- Problem requirements -
Return every record below exactly.

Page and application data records
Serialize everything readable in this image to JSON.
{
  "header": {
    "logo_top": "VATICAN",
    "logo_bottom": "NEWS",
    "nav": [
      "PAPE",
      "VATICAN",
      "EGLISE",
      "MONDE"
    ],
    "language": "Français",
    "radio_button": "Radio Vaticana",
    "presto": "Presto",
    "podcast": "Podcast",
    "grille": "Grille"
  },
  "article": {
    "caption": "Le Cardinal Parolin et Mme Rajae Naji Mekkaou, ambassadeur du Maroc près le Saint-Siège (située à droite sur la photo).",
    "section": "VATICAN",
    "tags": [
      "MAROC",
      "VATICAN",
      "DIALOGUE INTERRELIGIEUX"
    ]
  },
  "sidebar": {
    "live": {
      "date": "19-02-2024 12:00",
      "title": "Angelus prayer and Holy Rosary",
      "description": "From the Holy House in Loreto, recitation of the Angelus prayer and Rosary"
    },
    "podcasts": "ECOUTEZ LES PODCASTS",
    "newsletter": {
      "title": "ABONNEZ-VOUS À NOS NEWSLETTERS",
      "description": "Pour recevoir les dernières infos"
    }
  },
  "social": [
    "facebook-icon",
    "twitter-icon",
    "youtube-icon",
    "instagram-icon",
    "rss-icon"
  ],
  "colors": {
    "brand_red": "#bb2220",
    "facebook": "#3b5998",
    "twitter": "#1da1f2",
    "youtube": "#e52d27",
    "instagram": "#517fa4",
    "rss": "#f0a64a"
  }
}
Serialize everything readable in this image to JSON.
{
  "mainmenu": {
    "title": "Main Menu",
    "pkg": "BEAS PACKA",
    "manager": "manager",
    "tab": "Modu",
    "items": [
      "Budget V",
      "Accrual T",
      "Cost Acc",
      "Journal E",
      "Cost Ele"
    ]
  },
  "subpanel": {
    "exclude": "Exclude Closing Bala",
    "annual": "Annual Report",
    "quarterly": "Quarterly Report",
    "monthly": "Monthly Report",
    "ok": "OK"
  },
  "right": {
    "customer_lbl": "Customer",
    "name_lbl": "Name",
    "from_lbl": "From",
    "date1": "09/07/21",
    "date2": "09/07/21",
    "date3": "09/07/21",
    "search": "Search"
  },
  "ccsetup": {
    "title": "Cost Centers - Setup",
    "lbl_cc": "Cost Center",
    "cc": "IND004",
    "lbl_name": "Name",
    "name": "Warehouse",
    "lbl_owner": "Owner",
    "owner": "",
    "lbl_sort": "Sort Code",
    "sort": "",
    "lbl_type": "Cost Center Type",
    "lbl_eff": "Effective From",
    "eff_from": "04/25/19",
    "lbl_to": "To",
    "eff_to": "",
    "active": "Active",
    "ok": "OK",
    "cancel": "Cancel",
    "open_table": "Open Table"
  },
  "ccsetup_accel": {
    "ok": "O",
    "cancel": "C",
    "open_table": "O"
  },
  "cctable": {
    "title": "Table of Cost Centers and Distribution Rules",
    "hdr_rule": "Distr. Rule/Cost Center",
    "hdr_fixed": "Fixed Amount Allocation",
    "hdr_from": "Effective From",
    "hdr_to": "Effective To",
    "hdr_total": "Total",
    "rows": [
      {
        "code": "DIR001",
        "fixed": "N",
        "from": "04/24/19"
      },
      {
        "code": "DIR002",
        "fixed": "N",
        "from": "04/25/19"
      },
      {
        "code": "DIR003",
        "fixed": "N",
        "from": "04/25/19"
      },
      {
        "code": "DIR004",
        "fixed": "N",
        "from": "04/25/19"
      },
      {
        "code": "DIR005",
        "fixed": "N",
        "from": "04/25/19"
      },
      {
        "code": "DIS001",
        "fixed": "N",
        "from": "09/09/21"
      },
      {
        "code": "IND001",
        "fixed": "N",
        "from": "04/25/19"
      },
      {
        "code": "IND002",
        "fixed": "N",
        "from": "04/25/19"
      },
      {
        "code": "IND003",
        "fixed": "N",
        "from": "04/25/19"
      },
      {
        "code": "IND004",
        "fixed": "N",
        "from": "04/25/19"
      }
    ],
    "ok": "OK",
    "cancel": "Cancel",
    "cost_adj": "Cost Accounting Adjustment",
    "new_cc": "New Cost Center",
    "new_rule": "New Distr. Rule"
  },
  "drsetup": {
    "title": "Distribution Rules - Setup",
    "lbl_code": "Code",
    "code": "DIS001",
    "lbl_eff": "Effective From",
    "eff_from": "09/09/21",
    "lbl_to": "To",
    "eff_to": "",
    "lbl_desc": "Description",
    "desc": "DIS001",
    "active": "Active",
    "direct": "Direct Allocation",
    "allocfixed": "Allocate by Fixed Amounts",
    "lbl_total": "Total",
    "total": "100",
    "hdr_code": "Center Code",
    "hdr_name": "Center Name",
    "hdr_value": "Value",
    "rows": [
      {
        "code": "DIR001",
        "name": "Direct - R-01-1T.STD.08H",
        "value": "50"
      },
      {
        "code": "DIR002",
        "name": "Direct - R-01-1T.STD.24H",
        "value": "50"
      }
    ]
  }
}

- Solved problem -
Serialize everything readable in this image to JSON.
{
  "header": {
    "logo_top": "VATICAN",
    "logo_bottom": "NEWS",
    "nav": [
      "PAPE",
      "VATICAN",
      "EGLISE",
      "MONDE"
    ],
    "language": "Français",
    "radio_button": "Radio Vaticana",
    "presto": "Presto",
    "podcast": "Podcast",
    "grille": "Grille"
  },
  "article": {
    "caption": "Le Cardinal Parolin et Mme Rajae Naji Mekkaou, ambassadeur du Maroc près le Saint-Siège (située à droite sur la photo).",
    "section": "VATICAN",
    "tags": [
      "MAROC",
      "VATICAN",
      "DIALOGUE INTERRELIGIEUX"
    ]
  },
  "sidebar": {
    "live": {
      "date": "19-02-2024 12:00",
      "title": "Angelus prayer and Holy Rosary",
      "description": "From the Holy House in Loreto, recitation of the Angelus prayer and Rosary"
    },
    "podcasts": "ECOUTEZ LES PODCASTS",
    "newsletter": {
      "title": "ABONNEZ-VOUS À NOS NEWSLETTERS",
      "description": "Pour recevoir les dernières infos"
    }
  },
  "social": [
    "facebook-icon",
    "twitter-icon",
    "youtube-icon",
    "instagram-icon",
    "rss-icon"
  ],
  "colors": {
    "brand_red": "#bb2220",
    "facebook": "#3b5998",
    "twitter": "#1da1f2",
    "youtube": "#e52d27",
    "instagram": "#517fa4",
    "rss": "#f0a64a"
  }
}
Serialize everything readable in this image to JSON.
{
  "mainmenu": {
    "title": "Main Menu",
    "pkg": "BEAS PACKA",
    "manager": "manager",
    "tab": "Modu",
    "items": [
      "Budget V",
      "Accrual T",
      "Cost Acc",
      "Journal E",
      "Cost Ele"
    ]
  },
  "subpanel": {
    "exclude": "Exclude Closing Bala",
    "annual": "Annual Report",
    "quarterly": "Quarterly Report",
    "monthly": "Monthly Report",
    "ok": "OK"
  },
  "right": {
    "customer_lbl": "Customer",
    "name_lbl": "Name",
    "from_lbl": "From",
    "date1": "09/07/21",
    "date2": "09/07/21",
    "date3": "09/07/21",
    "search": "Search"
  },
  "ccsetup": {
    "title": "Cost Centers - Setup",
    "lbl_cc": "Cost Center",
    "cc": "IND004",
    "lbl_name": "Name",
    "name": "Warehouse",
    "lbl_owner": "Owner",
    "owner": "",
    "lbl_sort": "Sort Code",
    "sort": "",
    "lbl_type": "Cost Center Type",
    "lbl_eff": "Effective From",
    "eff_from": "04/25/19",
    "lbl_to": "To",
    "eff_to": "",
    "active": "Active",
    "ok": "OK",
    "cancel": "Cancel",
    "open_table": "Open Table"
  },
  "ccsetup_accel": {
    "ok": "O",
    "cancel": "C",
    "open_table": "O"
  },
  "cctable": {
    "title": "Table of Cost Centers and Distribution Rules",
    "hdr_rule": "Distr. Rule/Cost Center",
    "hdr_fixed": "Fixed Amount Allocation",
    "hdr_from": "Effective From",
    "hdr_to": "Effective To",
    "hdr_total": "Total",
    "rows": [
      {
        "code": "DIR001",
        "fixed": "N",
        "from": "04/24/19"
      },
      {
        "code": "DIR002",
        "fixed": "N",
        "from": "04/25/19"
      },
      {
        "code": "DIR003",
        "fixed": "N",
        "from": "04/25/19"
      },
      {
        "code": "DIR004",
        "fixed": "N",
        "from": "04/25/19"
      },
      {
        "code": "DIR005",
        "fixed": "N",
        "from": "04/25/19"
      },
      {
        "code": "DIS001",
        "fixed": "N",
        "from": "09/09/21"
      },
      {
        "code": "IND001",
        "fixed": "N",
        "from": "04/25/19"
      },
      {
        "code": "IND002",
        "fixed": "N",
        "from": "04/25/19"
      },
      {
        "code": "IND003",
        "fixed": "N",
        "from": "04/25/19"
      },
      {
        "code": "IND004",
        "fixed": "N",
        "from": "04/25/19"
      }
    ],
    "ok": "OK",
    "cancel": "Cancel",
    "cost_adj": "Cost Accounting Adjustment",
    "new_cc": "New Cost Center",
    "new_rule": "New Distr. Rule"
  },
  "drsetup": {
    "title": "Distribution Rules - Setup",
    "lbl_code": "Code",
    "code": "DIS001",
    "lbl_eff": "Effective From",
    "eff_from": "09/09/21",
    "lbl_to": "To",
    "eff_to": "",
    "lbl_desc": "Description",
    "desc": "DIS001",
    "active": "Active",
    "direct": "Direct Allocation",
    "allocfixed": "Allocate by Fixed Amounts",
    "lbl_total": "Total",
    "total": "100",
    "hdr_code": "Center Code",
    "hdr_name": "Center Name",
    "hdr_value": "Value",
    "rows": [
      {
        "code": "DIR001",
        "name": "Direct - R-01-1T.STD.08H",
        "value": "50"
      },
      {
        "code": "DIR002",
        "name": "Direct - R-01-1T.STD.24H",
        "value": "50"
      }
    ]
  }
}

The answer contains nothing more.